Revenue forecast improved for FY20 & FY21, requiring less use of Rainy Day Fund
The latest Louisville Metro Government budget forecasts for the current fiscal year and the fiscal year starting July 1 have improved by about 2.5 percent, meaning that fewer funds will need to be accessed from the Rainy Day Fund, Chief Financial Officer Daniel Frockt announced today.
In testimony to the Metro Council Budget Committee, Frockt said the estimated general fund revenue for Fiscal Year 2019-20 is $610 million, revised up from $596 million when Mayor Fischer delivered his budget address in April. The estimated general fund revenue for Fiscal Year 2020-21 is also $610 million, revised up from $594 million in April.
The Fiscal Year 2019-20 figure is $32 million less than the $642 million forecasted in the winter, prior to the COVID-19 pandemic, which required the sudden closure of businesses and led to an unprecedented spike in unemployment in the city and across the nation. But wage earnings and profits within the city decreased less than Metro revenue officials had feared.
Frockt cautioned however, that, “The forecast continues to be extremely tenuous, as we’ve seen one fourth of the national workforce file for unemployment and one third of the Kentucky workforce.
“While the May totals were not as negative as anticipated, we still face structural budget challenges. We will continue to update monthly until we feel there is more certainty in the economy.”
While drastic cuts to vital services are not required immediately, Frockt said that without intervention by Congress, the structural budget challenges will lead to difficult decisions about in the current fiscal year.
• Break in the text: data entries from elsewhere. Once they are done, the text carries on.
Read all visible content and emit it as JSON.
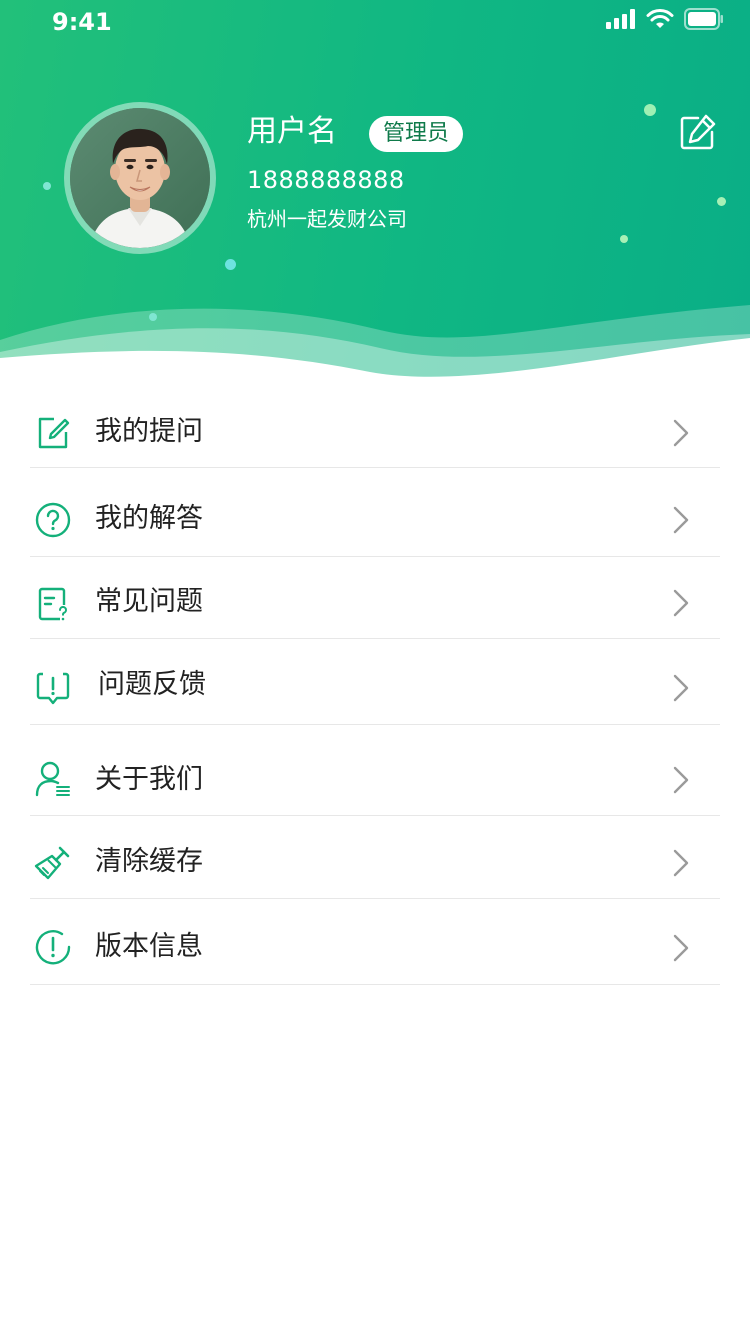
{
  "status_bar": {
    "time": "9:41"
  },
  "profile": {
    "username": "用户名",
    "role": "管理员",
    "phone": "1888888888",
    "company": "杭州一起发财公司"
  },
  "theme": {
    "primary": "#12b57e",
    "icon_stroke": "#14b07a",
    "text": "#222222",
    "chevron": "#9a9a9a",
    "divider": "#e7e7e7"
  },
  "menu": [
    {
      "label": "我的提问",
      "icon": "edit-square-icon"
    },
    {
      "label": "我的解答",
      "icon": "question-circle-icon"
    },
    {
      "label": "常见问题",
      "icon": "document-question-icon"
    },
    {
      "label": "问题反馈",
      "icon": "feedback-bubble-icon"
    },
    {
      "label": "关于我们",
      "icon": "person-list-icon"
    },
    {
      "label": "清除缓存",
      "icon": "broom-icon"
    },
    {
      "label": "版本信息",
      "icon": "info-circle-icon"
    }
  ]
}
Mayor Fischer has joined mayors from across the country in calling on Congress to provide flexible financial support for local government budgets hobbled by the sudden drop in tax revenue because of the pandemic.
Louisville Metro Government will access $7.6 million of non-recurring funding and shift $5.8 million of Municipal Aid funding (road funds) from the capital budget into the operating budget to makeup a combined $13.4 million shortfall, Frockt said. He added that the pandemic-forced shift in the tax collection calendar this year will create an additional $11.5 million structural shortfall in Fiscal Year 2021-22. And this comes as the city faces additional and costly public health and community services needs because of the pandemic.
“While we expect to manage this sudden drop in revenue in the coming months, we will not be able to avoid cuts to vital services in the long-term, without additional revenue,” Frockt said.
In June 2019, the Mayor and Metro Council budgeted $623 million for the Fiscal Year 2019-20 general fund.